(HIGH) In the 18th District Senate race, the Democrats are looking for a comeback after losing the seat in 2016. Republican Heather Somers, who won the open seat after Andrew Maynard did not run again, is seeking a second term. Her victory was crucial in giving the state GOP a share of power in the Connecticut General Assembly, thanks to the Senate’s 18-18 split. Somers, like Urban, has been successful in creating a personal brand and is an energetic campaigner, asserting an “outsider perspective” in Hartford. It’s possible that the Democrats could have a primary, as two candidates have emerged: Dan Kelley, of Pawcatuck, a retired state correctons officer, and Bob Statchen, of Stonington, a law professor and lieutenant colonel in the Connecticut Air National Guard. Kelley has staked out progressive positions on several issues, including raising the minimum wage, reinstating tolls, and moving to a Massachusetts-style health care system. Statchen, who served on Stonington’s Charter Revision Commission, has come out for universal health care, and also backs electronic tolls, gradually increasing the minimum wage to $15, and policies that promote economic growth. “I don’t believe trickle-down economics, I don’t believe tax cuts for the rich are going to result in economic development,” he told The Sun. This contest, if it’s based on the issues, could produce some interesting debates.

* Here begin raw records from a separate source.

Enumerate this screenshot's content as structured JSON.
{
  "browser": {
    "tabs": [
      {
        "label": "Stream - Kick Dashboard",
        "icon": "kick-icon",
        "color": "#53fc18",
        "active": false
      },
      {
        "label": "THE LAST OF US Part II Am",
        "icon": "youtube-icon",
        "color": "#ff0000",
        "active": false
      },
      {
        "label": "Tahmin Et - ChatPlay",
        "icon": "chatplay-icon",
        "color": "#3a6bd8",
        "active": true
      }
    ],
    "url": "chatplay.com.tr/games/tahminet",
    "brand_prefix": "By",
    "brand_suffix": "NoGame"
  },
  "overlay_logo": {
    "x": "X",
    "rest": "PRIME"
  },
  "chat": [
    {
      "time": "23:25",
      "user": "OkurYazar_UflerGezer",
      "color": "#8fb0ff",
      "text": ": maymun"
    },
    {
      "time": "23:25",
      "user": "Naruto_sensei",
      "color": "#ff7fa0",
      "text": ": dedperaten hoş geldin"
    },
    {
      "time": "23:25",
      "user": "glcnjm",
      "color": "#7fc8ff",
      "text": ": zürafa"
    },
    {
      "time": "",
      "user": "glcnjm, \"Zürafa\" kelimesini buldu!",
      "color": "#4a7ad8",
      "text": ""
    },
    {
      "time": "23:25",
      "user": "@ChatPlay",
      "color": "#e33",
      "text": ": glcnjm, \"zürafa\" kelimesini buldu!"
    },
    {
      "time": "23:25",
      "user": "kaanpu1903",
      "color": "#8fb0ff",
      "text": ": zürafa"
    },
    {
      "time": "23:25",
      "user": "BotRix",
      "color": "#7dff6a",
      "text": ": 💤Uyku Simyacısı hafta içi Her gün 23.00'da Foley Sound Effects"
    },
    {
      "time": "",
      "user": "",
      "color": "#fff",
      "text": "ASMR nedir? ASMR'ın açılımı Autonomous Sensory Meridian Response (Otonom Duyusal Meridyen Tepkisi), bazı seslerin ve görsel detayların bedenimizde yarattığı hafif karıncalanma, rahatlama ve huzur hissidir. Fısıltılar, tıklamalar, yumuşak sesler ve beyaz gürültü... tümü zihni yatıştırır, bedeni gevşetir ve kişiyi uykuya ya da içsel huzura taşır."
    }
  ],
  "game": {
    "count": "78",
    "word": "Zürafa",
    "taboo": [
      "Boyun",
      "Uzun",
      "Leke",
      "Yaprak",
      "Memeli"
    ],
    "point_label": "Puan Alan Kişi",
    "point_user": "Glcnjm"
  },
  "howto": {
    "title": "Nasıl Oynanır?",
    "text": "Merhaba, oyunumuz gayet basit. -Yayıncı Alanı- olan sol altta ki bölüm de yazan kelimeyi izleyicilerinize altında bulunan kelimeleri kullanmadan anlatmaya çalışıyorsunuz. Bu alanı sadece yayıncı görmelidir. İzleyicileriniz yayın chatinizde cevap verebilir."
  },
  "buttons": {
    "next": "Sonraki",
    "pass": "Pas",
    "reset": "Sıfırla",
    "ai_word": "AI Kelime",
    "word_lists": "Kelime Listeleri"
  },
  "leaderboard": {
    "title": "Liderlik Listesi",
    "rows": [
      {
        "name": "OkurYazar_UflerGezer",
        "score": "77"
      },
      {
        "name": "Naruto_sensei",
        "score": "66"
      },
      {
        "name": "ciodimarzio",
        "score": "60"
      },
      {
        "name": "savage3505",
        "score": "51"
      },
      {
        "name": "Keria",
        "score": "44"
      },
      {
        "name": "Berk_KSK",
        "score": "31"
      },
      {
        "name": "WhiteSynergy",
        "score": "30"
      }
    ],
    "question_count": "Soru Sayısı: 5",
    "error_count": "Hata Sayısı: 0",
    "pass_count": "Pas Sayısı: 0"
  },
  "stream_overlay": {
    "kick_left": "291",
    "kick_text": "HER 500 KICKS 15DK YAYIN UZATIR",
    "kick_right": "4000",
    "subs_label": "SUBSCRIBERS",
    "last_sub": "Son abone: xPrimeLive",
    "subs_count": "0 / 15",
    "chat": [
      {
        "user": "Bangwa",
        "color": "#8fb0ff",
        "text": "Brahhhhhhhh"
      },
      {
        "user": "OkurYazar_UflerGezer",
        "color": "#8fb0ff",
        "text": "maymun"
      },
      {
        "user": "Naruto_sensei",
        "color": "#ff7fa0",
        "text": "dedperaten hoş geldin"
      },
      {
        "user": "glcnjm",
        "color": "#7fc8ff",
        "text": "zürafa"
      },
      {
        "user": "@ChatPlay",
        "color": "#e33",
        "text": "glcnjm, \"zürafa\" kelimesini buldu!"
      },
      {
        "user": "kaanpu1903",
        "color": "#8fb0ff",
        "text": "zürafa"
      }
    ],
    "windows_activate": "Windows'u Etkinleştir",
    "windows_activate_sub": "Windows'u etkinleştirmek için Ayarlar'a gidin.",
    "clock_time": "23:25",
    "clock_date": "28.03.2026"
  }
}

(HIGH) March 14 is rapidly approaching, the day of a nationwide school walkout in remembrance of the Parkland massacre. Local school officials have been preparing for it, and to their credit some are stressing its positive aspects while professing to be wary of any “political” connotations attached to gun violence. There has been some code talk about “student safety” concerns on March 14. Well … isn’t it school safety that has caused such an upheaval among young people? This can be a learning opportunity. Don’t blow it.